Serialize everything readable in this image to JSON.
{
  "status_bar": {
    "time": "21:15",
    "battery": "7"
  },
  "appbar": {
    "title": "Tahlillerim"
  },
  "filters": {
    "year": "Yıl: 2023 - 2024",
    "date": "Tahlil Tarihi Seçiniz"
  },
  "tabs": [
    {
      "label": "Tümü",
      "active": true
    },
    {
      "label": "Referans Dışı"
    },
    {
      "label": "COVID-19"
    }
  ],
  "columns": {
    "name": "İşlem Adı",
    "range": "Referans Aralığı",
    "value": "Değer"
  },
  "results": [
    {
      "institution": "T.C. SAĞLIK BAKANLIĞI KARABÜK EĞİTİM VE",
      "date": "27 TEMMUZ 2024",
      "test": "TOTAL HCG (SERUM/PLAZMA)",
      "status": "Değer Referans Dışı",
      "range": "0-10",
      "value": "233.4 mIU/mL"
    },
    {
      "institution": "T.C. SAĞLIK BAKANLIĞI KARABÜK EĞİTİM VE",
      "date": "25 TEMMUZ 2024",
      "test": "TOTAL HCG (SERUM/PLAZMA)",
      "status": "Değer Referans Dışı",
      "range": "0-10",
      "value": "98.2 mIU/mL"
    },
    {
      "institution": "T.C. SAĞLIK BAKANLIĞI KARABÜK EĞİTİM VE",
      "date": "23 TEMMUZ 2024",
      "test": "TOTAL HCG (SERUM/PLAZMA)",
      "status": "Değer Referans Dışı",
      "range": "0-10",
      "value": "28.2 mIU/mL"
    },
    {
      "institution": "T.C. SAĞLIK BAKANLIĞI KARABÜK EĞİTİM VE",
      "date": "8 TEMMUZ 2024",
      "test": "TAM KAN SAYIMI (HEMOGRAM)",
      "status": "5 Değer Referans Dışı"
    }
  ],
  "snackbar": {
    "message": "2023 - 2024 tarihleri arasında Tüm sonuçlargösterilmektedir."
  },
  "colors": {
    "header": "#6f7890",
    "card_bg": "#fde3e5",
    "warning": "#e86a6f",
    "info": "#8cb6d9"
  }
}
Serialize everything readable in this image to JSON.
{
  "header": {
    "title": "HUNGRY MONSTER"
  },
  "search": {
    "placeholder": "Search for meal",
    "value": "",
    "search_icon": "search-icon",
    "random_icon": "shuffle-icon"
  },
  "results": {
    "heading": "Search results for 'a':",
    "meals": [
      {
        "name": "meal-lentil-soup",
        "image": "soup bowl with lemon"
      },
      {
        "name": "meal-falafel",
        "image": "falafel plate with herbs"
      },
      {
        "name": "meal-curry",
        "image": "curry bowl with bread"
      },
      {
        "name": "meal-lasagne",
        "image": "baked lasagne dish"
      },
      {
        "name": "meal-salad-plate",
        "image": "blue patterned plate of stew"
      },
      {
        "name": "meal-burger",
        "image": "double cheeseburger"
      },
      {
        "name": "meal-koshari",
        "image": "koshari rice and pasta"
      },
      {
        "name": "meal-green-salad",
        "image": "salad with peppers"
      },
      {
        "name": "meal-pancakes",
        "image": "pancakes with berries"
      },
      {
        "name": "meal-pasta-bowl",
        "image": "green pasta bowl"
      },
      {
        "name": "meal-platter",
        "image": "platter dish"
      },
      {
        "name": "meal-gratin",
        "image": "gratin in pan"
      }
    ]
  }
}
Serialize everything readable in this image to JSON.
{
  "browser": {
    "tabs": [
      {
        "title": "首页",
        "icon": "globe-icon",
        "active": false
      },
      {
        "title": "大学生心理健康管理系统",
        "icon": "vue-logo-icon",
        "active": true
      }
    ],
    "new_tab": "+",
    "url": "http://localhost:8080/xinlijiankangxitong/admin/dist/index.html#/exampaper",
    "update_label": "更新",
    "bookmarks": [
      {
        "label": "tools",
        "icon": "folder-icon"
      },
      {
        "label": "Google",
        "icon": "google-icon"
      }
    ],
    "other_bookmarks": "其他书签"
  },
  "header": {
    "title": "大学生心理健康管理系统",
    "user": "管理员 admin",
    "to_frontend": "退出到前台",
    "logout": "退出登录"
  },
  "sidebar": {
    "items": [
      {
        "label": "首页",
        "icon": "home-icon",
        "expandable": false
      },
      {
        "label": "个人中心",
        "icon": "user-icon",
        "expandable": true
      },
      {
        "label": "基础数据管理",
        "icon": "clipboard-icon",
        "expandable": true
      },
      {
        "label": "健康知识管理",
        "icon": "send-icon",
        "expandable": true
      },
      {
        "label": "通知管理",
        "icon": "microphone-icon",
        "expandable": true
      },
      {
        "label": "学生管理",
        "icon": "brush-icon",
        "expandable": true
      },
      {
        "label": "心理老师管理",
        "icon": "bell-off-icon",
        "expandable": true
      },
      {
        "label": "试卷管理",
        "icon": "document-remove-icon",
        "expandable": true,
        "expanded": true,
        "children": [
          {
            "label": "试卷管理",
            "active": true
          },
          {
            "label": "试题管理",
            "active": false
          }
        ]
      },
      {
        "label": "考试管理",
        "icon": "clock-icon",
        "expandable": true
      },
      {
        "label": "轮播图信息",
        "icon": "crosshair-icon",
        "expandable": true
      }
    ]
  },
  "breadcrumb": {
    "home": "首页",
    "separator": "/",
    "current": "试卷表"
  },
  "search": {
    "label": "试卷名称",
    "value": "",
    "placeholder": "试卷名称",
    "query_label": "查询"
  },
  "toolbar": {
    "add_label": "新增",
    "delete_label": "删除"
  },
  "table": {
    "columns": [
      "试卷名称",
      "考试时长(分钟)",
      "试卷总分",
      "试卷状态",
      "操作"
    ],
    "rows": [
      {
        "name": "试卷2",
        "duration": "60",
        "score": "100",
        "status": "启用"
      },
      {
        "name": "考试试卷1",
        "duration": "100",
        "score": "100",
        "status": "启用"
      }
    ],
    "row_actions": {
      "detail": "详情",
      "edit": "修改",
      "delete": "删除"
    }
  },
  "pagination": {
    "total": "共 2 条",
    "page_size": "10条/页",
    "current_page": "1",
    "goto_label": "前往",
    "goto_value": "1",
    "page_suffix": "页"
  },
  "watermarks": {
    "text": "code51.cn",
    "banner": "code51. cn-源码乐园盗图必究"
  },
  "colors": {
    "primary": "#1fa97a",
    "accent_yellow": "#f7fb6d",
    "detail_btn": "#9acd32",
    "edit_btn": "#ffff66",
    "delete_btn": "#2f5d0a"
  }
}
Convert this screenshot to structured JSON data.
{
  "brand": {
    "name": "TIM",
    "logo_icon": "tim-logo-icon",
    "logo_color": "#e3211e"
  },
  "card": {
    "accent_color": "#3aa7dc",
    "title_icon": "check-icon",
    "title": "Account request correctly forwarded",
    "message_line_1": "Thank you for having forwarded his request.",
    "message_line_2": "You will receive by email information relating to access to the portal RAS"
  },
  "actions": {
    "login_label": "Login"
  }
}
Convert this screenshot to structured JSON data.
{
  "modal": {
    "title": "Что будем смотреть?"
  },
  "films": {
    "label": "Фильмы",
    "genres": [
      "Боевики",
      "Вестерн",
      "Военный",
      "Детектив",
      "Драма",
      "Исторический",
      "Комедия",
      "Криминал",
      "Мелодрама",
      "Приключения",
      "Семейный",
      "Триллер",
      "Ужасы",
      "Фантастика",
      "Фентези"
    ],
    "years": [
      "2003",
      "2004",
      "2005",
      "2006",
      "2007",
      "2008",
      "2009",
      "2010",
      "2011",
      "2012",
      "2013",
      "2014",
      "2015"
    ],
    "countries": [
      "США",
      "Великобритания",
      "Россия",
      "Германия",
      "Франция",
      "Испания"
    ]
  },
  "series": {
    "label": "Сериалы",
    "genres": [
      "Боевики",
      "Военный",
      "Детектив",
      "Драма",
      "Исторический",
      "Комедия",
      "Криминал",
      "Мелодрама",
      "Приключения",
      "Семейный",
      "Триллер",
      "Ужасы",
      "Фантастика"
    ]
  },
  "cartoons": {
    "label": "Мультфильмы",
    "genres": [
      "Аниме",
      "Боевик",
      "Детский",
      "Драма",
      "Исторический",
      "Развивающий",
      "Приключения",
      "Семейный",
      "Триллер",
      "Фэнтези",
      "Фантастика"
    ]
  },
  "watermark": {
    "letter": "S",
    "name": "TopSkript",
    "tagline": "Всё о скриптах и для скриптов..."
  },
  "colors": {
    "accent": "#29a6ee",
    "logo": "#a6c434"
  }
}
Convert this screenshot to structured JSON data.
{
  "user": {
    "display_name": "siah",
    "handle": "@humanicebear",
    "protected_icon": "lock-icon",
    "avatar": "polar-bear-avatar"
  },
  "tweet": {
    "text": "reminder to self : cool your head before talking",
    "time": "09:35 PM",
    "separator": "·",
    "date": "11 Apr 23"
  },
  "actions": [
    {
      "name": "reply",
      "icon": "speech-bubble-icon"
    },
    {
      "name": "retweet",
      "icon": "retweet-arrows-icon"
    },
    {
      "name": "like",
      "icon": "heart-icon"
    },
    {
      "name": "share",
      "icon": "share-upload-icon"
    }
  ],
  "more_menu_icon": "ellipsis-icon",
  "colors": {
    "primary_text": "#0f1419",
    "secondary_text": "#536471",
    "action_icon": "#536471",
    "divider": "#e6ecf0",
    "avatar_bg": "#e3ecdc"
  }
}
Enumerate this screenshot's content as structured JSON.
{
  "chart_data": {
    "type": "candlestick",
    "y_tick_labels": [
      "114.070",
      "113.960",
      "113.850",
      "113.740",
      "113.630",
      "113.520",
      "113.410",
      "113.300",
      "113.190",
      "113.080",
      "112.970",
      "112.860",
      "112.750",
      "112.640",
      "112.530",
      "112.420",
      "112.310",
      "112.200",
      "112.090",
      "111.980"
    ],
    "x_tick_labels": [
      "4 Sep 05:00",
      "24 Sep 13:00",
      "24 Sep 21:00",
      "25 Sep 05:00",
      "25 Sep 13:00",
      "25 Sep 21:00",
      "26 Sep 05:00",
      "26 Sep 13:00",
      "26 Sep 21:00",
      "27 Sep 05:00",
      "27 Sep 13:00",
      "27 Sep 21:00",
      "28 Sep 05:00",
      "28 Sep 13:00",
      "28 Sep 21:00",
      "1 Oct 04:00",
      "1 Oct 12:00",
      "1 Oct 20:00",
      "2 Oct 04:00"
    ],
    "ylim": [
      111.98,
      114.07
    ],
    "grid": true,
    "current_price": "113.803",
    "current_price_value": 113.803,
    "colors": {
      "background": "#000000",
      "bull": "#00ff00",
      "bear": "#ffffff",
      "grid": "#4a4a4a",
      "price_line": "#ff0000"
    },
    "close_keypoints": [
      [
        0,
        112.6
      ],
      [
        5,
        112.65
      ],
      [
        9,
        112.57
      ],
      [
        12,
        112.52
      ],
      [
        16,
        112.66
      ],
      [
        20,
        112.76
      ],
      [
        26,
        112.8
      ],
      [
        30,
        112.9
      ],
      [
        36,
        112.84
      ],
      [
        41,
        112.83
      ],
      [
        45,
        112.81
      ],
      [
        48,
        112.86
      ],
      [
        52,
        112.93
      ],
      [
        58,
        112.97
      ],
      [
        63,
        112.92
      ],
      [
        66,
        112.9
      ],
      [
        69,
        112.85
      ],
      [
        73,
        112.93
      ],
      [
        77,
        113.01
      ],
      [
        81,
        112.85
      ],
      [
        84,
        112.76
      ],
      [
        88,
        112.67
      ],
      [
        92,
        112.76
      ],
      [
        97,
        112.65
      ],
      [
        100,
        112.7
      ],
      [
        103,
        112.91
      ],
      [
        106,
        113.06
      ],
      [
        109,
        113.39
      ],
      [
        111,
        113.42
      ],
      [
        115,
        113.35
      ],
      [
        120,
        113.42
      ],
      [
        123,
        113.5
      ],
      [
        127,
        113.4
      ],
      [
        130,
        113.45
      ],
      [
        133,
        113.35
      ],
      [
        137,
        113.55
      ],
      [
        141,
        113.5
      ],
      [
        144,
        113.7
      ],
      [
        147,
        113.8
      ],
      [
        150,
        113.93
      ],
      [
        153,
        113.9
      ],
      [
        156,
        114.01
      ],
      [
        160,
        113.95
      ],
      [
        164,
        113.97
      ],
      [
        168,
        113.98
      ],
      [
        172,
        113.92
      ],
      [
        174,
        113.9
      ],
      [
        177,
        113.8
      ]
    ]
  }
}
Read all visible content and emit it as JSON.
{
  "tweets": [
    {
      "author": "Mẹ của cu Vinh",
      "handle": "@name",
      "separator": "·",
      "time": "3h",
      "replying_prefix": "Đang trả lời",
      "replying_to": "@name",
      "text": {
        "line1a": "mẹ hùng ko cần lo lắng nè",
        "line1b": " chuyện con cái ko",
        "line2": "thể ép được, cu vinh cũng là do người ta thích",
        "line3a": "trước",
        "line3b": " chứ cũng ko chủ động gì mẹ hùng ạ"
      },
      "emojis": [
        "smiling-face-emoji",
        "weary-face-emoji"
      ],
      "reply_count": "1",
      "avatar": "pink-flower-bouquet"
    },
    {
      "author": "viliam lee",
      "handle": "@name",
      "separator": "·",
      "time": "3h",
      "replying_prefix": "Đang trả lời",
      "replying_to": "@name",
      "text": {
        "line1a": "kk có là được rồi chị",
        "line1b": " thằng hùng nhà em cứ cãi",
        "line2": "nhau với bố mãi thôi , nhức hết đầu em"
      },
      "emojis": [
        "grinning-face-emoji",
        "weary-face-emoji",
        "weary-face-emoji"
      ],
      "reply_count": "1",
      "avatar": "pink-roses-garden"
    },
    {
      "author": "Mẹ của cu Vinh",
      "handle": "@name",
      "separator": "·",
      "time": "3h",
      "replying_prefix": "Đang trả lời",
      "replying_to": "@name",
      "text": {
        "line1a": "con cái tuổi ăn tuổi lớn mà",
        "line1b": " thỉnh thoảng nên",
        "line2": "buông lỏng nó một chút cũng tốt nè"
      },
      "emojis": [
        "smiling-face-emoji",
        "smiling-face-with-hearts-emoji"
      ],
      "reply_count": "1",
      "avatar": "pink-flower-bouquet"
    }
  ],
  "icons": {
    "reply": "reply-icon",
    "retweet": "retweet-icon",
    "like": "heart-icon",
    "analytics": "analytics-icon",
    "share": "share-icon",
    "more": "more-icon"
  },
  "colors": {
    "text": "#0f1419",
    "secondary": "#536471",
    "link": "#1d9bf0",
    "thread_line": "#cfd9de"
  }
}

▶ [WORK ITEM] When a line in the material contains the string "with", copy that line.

▶ [TASK RESPONSE]
        "image": "soup bowl with lemon"
        "image": "falafel plate with herbs"
        "image": "curry bowl with bread"
        "image": "salad with peppers"
        "image": "pancakes with berries"
        "smiling-face-with-hearts-emoji"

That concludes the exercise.